Aim of the task
Which lines in the records below mention the word "close"? Copy each one out.

BEGIN Data for review

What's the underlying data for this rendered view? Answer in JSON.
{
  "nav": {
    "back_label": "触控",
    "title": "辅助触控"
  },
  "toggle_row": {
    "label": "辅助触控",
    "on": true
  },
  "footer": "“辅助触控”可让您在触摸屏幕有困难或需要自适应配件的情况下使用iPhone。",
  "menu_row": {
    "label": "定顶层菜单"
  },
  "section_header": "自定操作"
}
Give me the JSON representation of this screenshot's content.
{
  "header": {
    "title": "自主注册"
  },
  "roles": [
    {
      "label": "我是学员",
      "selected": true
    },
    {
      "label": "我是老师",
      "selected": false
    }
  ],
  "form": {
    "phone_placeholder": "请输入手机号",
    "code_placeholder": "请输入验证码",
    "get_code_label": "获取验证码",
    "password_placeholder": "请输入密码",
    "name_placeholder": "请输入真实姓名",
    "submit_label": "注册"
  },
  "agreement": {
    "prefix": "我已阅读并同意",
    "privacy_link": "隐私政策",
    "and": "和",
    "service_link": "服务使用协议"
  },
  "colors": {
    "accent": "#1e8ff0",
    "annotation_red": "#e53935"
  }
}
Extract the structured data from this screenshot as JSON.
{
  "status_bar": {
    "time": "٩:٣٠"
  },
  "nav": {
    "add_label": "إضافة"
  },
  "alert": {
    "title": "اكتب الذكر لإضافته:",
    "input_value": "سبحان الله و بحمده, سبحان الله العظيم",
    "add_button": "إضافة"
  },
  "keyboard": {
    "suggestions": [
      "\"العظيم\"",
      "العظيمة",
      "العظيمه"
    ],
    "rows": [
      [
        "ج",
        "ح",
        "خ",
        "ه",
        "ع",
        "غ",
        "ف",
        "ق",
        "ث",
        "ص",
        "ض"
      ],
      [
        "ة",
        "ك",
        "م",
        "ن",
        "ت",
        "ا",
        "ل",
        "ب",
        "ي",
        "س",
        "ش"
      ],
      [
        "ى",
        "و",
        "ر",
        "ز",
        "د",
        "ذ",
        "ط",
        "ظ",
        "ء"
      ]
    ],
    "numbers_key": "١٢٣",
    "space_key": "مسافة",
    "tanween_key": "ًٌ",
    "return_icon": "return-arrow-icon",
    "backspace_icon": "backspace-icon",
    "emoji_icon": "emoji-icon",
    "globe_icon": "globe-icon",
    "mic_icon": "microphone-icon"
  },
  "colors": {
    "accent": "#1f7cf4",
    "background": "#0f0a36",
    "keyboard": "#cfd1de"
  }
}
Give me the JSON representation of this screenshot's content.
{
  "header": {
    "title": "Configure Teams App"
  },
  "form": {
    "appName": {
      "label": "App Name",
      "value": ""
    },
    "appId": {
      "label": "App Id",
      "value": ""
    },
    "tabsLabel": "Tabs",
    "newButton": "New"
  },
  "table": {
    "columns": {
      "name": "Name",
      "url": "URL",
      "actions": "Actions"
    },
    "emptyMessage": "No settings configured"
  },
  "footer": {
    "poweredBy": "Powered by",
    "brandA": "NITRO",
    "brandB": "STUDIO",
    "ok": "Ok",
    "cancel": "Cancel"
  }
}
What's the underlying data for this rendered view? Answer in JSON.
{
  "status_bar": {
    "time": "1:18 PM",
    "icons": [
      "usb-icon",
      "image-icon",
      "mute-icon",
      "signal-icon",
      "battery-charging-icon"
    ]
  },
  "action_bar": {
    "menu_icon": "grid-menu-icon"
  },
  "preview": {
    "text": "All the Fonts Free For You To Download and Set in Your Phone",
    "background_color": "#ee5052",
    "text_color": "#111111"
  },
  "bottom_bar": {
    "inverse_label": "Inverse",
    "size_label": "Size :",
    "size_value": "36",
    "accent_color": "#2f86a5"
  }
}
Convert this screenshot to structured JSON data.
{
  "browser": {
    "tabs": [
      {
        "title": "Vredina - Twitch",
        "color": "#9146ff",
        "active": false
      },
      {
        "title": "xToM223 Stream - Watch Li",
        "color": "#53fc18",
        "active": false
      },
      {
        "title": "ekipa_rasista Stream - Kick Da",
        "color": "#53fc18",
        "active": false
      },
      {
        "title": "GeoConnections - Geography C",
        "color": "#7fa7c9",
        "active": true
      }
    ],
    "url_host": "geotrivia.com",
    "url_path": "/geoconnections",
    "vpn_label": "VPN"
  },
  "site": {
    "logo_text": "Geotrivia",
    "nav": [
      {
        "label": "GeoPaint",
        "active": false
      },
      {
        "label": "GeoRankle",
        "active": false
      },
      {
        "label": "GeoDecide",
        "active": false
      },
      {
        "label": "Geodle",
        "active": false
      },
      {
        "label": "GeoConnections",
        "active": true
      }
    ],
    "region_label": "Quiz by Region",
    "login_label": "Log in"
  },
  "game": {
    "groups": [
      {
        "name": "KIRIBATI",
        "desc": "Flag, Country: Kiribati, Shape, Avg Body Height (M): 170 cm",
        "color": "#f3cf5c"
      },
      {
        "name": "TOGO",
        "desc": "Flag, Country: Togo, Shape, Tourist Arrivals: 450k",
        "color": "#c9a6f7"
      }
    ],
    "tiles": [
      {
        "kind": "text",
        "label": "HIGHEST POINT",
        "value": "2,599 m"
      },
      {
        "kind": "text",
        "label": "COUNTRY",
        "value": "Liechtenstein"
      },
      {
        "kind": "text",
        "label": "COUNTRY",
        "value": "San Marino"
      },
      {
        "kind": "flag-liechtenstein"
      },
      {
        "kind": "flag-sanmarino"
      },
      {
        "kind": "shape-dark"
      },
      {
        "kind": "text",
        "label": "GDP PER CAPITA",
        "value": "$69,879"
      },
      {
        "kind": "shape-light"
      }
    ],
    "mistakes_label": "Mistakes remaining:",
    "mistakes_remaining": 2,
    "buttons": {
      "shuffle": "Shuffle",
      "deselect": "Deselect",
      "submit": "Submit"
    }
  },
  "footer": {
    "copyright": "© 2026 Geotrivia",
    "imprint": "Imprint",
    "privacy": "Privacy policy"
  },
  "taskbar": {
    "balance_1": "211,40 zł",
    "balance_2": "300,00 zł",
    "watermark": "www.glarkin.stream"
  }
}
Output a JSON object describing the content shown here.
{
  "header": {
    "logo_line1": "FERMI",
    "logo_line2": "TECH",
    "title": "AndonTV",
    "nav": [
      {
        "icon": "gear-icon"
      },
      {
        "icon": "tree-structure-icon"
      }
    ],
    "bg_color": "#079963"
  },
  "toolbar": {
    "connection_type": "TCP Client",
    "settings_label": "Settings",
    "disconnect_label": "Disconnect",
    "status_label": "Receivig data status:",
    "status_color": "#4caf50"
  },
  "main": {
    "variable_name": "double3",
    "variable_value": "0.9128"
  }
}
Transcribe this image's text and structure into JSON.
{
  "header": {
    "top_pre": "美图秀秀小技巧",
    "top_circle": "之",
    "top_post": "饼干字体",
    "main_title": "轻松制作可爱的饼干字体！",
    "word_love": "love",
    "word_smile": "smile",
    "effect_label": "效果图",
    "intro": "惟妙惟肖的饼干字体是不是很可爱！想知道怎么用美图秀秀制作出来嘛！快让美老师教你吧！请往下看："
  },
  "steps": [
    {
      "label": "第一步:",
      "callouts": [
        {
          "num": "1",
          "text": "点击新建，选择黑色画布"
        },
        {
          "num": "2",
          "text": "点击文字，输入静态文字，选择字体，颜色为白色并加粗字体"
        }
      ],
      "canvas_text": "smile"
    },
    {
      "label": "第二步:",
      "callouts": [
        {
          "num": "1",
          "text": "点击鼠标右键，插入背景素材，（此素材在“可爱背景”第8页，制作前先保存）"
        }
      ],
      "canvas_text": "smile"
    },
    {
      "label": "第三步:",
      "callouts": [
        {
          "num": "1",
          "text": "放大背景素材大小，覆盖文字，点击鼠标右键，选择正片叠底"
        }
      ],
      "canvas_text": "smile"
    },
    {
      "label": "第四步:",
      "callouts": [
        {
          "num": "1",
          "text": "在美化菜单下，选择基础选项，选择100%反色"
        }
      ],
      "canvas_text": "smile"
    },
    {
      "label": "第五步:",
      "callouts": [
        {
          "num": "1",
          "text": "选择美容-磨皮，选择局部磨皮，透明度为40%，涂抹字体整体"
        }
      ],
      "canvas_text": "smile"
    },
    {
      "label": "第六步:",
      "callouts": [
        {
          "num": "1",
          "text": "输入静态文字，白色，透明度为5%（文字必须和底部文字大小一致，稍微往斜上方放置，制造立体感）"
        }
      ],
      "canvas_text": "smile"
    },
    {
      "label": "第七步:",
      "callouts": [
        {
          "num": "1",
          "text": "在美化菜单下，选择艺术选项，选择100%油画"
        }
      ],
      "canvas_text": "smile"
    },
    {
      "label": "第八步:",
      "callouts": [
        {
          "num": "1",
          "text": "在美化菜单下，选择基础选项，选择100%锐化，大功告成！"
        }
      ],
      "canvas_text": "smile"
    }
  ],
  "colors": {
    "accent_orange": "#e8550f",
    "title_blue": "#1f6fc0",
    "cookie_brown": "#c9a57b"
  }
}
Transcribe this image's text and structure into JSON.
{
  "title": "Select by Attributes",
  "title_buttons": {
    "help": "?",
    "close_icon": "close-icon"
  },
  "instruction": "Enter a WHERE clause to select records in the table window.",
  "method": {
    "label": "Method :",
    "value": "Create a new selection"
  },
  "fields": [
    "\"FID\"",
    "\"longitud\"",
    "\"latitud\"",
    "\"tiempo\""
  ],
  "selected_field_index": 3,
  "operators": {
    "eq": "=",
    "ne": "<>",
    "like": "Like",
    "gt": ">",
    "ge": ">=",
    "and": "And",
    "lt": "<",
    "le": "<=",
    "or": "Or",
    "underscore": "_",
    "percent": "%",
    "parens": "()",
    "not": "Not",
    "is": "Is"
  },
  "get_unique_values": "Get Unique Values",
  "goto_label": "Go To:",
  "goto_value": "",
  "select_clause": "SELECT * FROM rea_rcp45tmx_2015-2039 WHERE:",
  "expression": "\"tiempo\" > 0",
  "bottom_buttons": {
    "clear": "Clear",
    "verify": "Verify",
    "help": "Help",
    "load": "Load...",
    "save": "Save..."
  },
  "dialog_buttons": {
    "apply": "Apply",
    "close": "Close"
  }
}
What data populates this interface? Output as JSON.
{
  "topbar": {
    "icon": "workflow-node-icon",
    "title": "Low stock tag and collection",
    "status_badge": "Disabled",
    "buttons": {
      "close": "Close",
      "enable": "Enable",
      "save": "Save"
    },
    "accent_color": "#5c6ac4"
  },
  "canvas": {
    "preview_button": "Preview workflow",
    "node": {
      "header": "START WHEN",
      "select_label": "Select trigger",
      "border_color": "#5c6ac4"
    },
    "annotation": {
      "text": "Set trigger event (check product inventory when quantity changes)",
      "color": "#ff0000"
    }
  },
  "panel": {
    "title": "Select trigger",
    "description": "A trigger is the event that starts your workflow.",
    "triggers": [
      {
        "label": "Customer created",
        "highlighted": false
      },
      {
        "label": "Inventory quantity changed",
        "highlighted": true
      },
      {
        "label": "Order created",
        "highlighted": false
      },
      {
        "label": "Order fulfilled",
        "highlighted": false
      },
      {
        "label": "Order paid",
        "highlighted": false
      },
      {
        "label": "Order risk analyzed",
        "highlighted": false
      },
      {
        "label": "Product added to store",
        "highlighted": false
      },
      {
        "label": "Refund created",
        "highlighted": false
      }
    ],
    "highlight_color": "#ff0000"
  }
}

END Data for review

Response
    "close_icon": "close-icon"
    "close": "Close"
      "close": "Close",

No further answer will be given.